Website and app data records
[Start of section]
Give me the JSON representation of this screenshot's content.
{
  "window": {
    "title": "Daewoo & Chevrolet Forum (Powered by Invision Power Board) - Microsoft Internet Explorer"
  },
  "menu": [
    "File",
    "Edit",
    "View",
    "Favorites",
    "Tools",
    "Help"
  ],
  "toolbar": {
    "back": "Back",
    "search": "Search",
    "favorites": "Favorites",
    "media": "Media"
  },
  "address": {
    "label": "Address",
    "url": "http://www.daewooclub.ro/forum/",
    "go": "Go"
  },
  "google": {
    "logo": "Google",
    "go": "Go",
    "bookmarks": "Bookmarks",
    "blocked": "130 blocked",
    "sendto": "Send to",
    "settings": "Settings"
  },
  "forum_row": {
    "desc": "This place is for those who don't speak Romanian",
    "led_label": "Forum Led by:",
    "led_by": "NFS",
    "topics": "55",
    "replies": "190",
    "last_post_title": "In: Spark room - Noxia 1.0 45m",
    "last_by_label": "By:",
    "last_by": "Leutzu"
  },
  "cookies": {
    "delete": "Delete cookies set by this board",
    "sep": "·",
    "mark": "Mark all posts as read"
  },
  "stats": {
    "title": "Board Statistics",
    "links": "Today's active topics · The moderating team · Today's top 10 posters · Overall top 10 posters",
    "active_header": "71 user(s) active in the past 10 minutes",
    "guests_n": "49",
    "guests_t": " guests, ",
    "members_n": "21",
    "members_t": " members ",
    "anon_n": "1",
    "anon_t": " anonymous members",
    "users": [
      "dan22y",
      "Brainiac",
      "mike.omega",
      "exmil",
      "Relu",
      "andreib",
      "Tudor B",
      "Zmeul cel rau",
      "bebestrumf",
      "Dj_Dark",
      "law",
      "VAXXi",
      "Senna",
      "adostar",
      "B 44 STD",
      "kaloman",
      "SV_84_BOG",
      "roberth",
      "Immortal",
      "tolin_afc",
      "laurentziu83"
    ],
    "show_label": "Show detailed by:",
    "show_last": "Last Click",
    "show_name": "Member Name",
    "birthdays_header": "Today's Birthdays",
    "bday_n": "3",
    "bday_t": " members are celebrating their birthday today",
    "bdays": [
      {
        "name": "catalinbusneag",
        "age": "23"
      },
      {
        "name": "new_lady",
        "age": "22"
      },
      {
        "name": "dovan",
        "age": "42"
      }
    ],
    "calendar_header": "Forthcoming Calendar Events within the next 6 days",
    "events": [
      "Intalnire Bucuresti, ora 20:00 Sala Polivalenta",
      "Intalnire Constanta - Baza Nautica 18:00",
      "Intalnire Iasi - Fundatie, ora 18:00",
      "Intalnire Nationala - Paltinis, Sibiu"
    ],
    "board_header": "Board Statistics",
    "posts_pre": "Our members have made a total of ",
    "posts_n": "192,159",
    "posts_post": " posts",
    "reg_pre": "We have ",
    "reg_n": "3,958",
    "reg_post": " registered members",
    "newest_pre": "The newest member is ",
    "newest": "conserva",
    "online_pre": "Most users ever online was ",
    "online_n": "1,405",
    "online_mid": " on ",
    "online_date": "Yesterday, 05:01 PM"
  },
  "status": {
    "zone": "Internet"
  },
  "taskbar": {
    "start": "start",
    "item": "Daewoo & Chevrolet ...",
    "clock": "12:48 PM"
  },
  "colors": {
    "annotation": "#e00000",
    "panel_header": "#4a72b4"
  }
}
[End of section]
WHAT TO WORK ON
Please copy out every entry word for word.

RESPONSE BOX
Give me the JSON representation of this screenshot's content.
{
  "window": {
    "title": "Daewoo & Chevrolet Forum (Powered by Invision Power Board) - Microsoft Internet Explorer"
  },
  "menu": [
    "File",
    "Edit",
    "View",
    "Favorites",
    "Tools",
    "Help"
  ],
  "toolbar": {
    "back": "Back",
    "search": "Search",
    "favorites": "Favorites",
    "media": "Media"
  },
  "address": {
    "label": "Address",
    "url": "http://www.daewooclub.ro/forum/",
    "go": "Go"
  },
  "google": {
    "logo": "Google",
    "go": "Go",
    "bookmarks": "Bookmarks",
    "blocked": "130 blocked",
    "sendto": "Send to",
    "settings": "Settings"
  },
  "forum_row": {
    "desc": "This place is for those who don't speak Romanian",
    "led_label": "Forum Led by:",
    "led_by": "NFS",
    "topics": "55",
    "replies": "190",
    "last_post_title": "In: Spark room - Noxia 1.0 45m",
    "last_by_label": "By:",
    "last_by": "Leutzu"
  },
  "cookies": {
    "delete": "Delete cookies set by this board",
    "sep": "·",
    "mark": "Mark all posts as read"
  },
  "stats": {
    "title": "Board Statistics",
    "links": "Today's active topics · The moderating team · Today's top 10 posters · Overall top 10 posters",
    "active_header": "71 user(s) active in the past 10 minutes",
    "guests_n": "49",
    "guests_t": " guests, ",
    "members_n": "21",
    "members_t": " members ",
    "anon_n": "1",
    "anon_t": " anonymous members",
    "users": [
      "dan22y",
      "Brainiac",
      "mike.omega",
      "exmil",
      "Relu",
      "andreib",
      "Tudor B",
      "Zmeul cel rau",
      "bebestrumf",
      "Dj_Dark",
      "law",
      "VAXXi",
      "Senna",
      "adostar",
      "B 44 STD",
      "kaloman",
      "SV_84_BOG",
      "roberth",
      "Immortal",
      "tolin_afc",
      "laurentziu83"
    ],
    "show_label": "Show detailed by:",
    "show_last": "Last Click",
    "show_name": "Member Name",
    "birthdays_header": "Today's Birthdays",
    "bday_n": "3",
    "bday_t": " members are celebrating their birthday today",
    "bdays": [
      {
        "name": "catalinbusneag",
        "age": "23"
      },
      {
        "name": "new_lady",
        "age": "22"
      },
      {
        "name": "dovan",
        "age": "42"
      }
    ],
    "calendar_header": "Forthcoming Calendar Events within the next 6 days",
    "events": [
      "Intalnire Bucuresti, ora 20:00 Sala Polivalenta",
      "Intalnire Constanta - Baza Nautica 18:00",
      "Intalnire Iasi - Fundatie, ora 18:00",
      "Intalnire Nationala - Paltinis, Sibiu"
    ],
    "board_header": "Board Statistics",
    "posts_pre": "Our members have made a total of ",
    "posts_n": "192,159",
    "posts_post": " posts",
    "reg_pre": "We have ",
    "reg_n": "3,958",
    "reg_post": " registered members",
    "newest_pre": "The newest member is ",
    "newest": "conserva",
    "online_pre": "Most users ever online was ",
    "online_n": "1,405",
    "online_mid": " on ",
    "online_date": "Yesterday, 05:01 PM"
  },
  "status": {
    "zone": "Internet"
  },
  "taskbar": {
    "start": "start",
    "item": "Daewoo & Chevrolet ...",
    "clock": "12:48 PM"
  },
  "colors": {
    "annotation": "#e00000",
    "panel_header": "#4a72b4"
  }
}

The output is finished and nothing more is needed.